● **Problem description**:
What the task requires is each entry, restated exactly.

::::::::

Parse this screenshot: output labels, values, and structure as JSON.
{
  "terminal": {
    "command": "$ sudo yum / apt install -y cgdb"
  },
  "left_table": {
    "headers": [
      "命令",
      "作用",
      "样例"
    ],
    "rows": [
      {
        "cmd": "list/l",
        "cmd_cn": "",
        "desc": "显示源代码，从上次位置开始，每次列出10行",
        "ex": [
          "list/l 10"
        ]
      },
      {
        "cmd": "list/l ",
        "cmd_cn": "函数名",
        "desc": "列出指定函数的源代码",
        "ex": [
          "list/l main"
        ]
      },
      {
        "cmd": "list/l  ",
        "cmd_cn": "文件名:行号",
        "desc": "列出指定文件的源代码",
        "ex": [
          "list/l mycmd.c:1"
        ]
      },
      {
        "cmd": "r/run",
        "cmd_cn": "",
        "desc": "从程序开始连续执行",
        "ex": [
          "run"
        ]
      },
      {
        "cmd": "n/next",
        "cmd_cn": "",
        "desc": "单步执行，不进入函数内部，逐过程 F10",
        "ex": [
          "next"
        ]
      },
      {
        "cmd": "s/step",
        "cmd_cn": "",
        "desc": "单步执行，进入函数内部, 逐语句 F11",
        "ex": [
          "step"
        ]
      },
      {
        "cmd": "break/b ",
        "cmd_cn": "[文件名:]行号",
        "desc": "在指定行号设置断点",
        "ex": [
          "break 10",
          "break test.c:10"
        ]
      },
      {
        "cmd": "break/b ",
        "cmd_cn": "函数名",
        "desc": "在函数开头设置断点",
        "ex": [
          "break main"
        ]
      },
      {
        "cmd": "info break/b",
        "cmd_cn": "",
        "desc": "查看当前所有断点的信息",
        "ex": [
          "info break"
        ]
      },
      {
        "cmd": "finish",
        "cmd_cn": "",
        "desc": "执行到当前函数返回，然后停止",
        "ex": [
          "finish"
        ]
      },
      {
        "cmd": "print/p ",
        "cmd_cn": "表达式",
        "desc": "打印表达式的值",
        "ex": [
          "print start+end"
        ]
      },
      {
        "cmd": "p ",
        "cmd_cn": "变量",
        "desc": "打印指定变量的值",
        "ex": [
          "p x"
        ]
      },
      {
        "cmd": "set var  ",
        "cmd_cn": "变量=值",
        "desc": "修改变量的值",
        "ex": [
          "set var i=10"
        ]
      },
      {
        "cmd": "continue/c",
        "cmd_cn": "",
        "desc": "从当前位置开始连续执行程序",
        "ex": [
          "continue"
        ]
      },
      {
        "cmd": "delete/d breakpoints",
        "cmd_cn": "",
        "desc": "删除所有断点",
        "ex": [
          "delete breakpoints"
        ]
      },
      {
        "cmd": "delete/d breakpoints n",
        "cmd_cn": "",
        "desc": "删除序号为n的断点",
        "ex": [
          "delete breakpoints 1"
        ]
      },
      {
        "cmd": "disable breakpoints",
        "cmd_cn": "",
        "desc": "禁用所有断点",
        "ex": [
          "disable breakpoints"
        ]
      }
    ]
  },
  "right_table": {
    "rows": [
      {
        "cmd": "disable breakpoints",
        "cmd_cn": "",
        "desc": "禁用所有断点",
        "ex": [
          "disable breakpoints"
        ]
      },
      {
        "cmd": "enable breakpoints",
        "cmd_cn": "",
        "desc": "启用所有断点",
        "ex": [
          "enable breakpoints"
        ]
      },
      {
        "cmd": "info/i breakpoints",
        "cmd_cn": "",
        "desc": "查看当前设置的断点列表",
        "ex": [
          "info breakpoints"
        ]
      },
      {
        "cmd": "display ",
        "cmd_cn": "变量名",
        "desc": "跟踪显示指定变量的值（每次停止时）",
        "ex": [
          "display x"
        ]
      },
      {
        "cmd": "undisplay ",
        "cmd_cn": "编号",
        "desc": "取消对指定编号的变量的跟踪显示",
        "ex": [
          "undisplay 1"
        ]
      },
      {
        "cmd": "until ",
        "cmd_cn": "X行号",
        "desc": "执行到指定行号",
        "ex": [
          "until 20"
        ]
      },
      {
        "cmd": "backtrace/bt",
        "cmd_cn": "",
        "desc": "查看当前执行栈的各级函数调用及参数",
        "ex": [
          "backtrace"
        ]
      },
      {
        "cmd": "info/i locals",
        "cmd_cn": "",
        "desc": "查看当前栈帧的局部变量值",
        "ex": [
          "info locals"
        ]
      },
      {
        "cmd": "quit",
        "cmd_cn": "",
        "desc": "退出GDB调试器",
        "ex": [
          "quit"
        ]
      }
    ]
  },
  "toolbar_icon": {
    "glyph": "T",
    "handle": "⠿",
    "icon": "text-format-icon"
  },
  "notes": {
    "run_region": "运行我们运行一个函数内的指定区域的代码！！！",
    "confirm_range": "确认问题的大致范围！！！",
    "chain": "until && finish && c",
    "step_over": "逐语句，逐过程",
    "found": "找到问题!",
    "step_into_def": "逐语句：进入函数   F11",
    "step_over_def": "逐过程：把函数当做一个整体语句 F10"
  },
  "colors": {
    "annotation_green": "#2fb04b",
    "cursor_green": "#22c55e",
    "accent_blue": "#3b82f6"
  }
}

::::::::

● **Output of the exercise**:
Parse this screenshot: output labels, values, and structure as JSON.
{
  "terminal": {
    "command": "$ sudo yum / apt install -y cgdb"
  },
  "left_table": {
    "headers": [
      "命令",
      "作用",
      "样例"
    ],
    "rows": [
      {
        "cmd": "list/l",
        "cmd_cn": "",
        "desc": "显示源代码，从上次位置开始，每次列出10行",
        "ex": [
          "list/l 10"
        ]
      },
      {
        "cmd": "list/l ",
        "cmd_cn": "函数名",
        "desc": "列出指定函数的源代码",
        "ex": [
          "list/l main"
        ]
      },
      {
        "cmd": "list/l  ",
        "cmd_cn": "文件名:行号",
        "desc": "列出指定文件的源代码",
        "ex": [
          "list/l mycmd.c:1"
        ]
      },
      {
        "cmd": "r/run",
        "cmd_cn": "",
        "desc": "从程序开始连续执行",
        "ex": [
          "run"
        ]
      },
      {
        "cmd": "n/next",
        "cmd_cn": "",
        "desc": "单步执行，不进入函数内部，逐过程 F10",
        "ex": [
          "next"
        ]
      },
      {
        "cmd": "s/step",
        "cmd_cn": "",
        "desc": "单步执行，进入函数内部, 逐语句 F11",
        "ex": [
          "step"
        ]
      },
      {
        "cmd": "break/b ",
        "cmd_cn": "[文件名:]行号",
        "desc": "在指定行号设置断点",
        "ex": [
          "break 10",
          "break test.c:10"
        ]
      },
      {
        "cmd": "break/b ",
        "cmd_cn": "函数名",
        "desc": "在函数开头设置断点",
        "ex": [
          "break main"
        ]
      },
      {
        "cmd": "info break/b",
        "cmd_cn": "",
        "desc": "查看当前所有断点的信息",
        "ex": [
          "info break"
        ]
      },
      {
        "cmd": "finish",
        "cmd_cn": "",
        "desc": "执行到当前函数返回，然后停止",
        "ex": [
          "finish"
        ]
      },
      {
        "cmd": "print/p ",
        "cmd_cn": "表达式",
        "desc": "打印表达式的值",
        "ex": [
          "print start+end"
        ]
      },
      {
        "cmd": "p ",
        "cmd_cn": "变量",
        "desc": "打印指定变量的值",
        "ex": [
          "p x"
        ]
      },
      {
        "cmd": "set var  ",
        "cmd_cn": "变量=值",
        "desc": "修改变量的值",
        "ex": [
          "set var i=10"
        ]
      },
      {
        "cmd": "continue/c",
        "cmd_cn": "",
        "desc": "从当前位置开始连续执行程序",
        "ex": [
          "continue"
        ]
      },
      {
        "cmd": "delete/d breakpoints",
        "cmd_cn": "",
        "desc": "删除所有断点",
        "ex": [
          "delete breakpoints"
        ]
      },
      {
        "cmd": "delete/d breakpoints n",
        "cmd_cn": "",
        "desc": "删除序号为n的断点",
        "ex": [
          "delete breakpoints 1"
        ]
      },
      {
        "cmd": "disable breakpoints",
        "cmd_cn": "",
        "desc": "禁用所有断点",
        "ex": [
          "disable breakpoints"
        ]
      }
    ]
  },
  "right_table": {
    "rows": [
      {
        "cmd": "disable breakpoints",
        "cmd_cn": "",
        "desc": "禁用所有断点",
        "ex": [
          "disable breakpoints"
        ]
      },
      {
        "cmd": "enable breakpoints",
        "cmd_cn": "",
        "desc": "启用所有断点",
        "ex": [
          "enable breakpoints"
        ]
      },
      {
        "cmd": "info/i breakpoints",
        "cmd_cn": "",
        "desc": "查看当前设置的断点列表",
        "ex": [
          "info breakpoints"
        ]
      },
      {
        "cmd": "display ",
        "cmd_cn": "变量名",
        "desc": "跟踪显示指定变量的值（每次停止时）",
        "ex": [
          "display x"
        ]
      },
      {
        "cmd": "undisplay ",
        "cmd_cn": "编号",
        "desc": "取消对指定编号的变量的跟踪显示",
        "ex": [
          "undisplay 1"
        ]
      },
      {
        "cmd": "until ",
        "cmd_cn": "X行号",
        "desc": "执行到指定行号",
        "ex": [
          "until 20"
        ]
      },
      {
        "cmd": "backtrace/bt",
        "cmd_cn": "",
        "desc": "查看当前执行栈的各级函数调用及参数",
        "ex": [
          "backtrace"
        ]
      },
      {
        "cmd": "info/i locals",
        "cmd_cn": "",
        "desc": "查看当前栈帧的局部变量值",
        "ex": [
          "info locals"
        ]
      },
      {
        "cmd": "quit",
        "cmd_cn": "",
        "desc": "退出GDB调试器",
        "ex": [
          "quit"
        ]
      }
    ]
  },
  "toolbar_icon": {
    "glyph": "T",
    "handle": "⠿",
    "icon": "text-format-icon"
  },
  "notes": {
    "run_region": "运行我们运行一个函数内的指定区域的代码！！！",
    "confirm_range": "确认问题的大致范围！！！",
    "chain": "until && finish && c",
    "step_over": "逐语句，逐过程",
    "found": "找到问题!",
    "step_into_def": "逐语句：进入函数   F11",
    "step_over_def": "逐过程：把函数当做一个整体语句 F10"
  },
  "colors": {
    "annotation_green": "#2fb04b",
    "cursor_green": "#22c55e",
    "accent_blue": "#3b82f6"
  }
}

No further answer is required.